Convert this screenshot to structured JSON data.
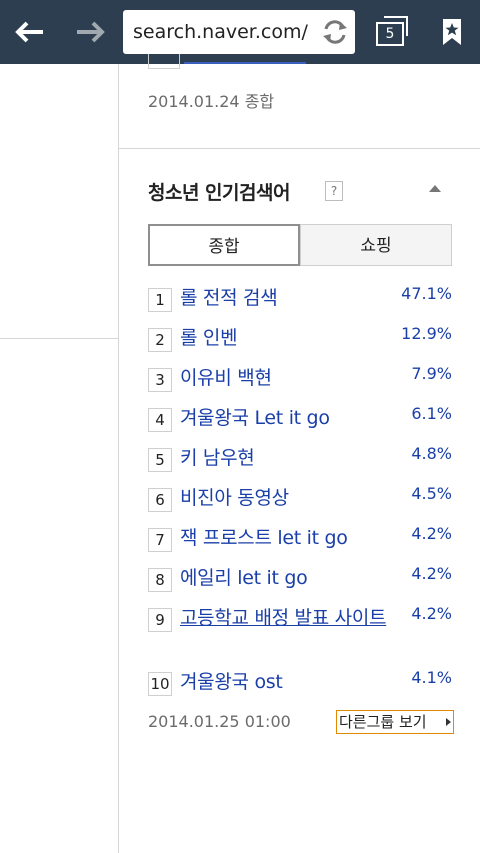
{
  "browser": {
    "url": "search.naver.com/",
    "tab_count": "5"
  },
  "previous": {
    "date": "2014.01.24 종합"
  },
  "section": {
    "title": "청소년 인기검색어",
    "help": "?"
  },
  "tabs": [
    {
      "label": "종합"
    },
    {
      "label": "쇼핑"
    }
  ],
  "rankings": [
    {
      "rank": "1",
      "term": "롤 전적 검색",
      "percent": "47.1%"
    },
    {
      "rank": "2",
      "term": "롤 인벤",
      "percent": "12.9%"
    },
    {
      "rank": "3",
      "term": "이유비 백현",
      "percent": "7.9%"
    },
    {
      "rank": "4",
      "term": "겨울왕국 Let it go",
      "percent": "6.1%"
    },
    {
      "rank": "5",
      "term": "키 남우현",
      "percent": "4.8%"
    },
    {
      "rank": "6",
      "term": "비진아 동영상",
      "percent": "4.5%"
    },
    {
      "rank": "7",
      "term": "잭 프로스트 let it go",
      "percent": "4.2%"
    },
    {
      "rank": "8",
      "term": "에일리 let it go",
      "percent": "4.2%"
    },
    {
      "rank": "9",
      "term": "고등학교 배정 발표 사이트",
      "percent": "4.2%"
    },
    {
      "rank": "10",
      "term": "겨울왕국 ost",
      "percent": "4.1%"
    }
  ],
  "footer": {
    "date": "2014.01.25 01:00",
    "other_group_label": "다른그룹 보기"
  },
  "colors": {
    "toolbar": "#2c3e50",
    "link": "#1a3fa8",
    "accent_border": "#e08a00"
  }
}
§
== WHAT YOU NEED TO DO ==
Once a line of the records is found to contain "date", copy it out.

== ANSWER TO THIS EXERCISE ==
    "date": "2014.01.24 종합"
    "date": "2014.01.25 01:00",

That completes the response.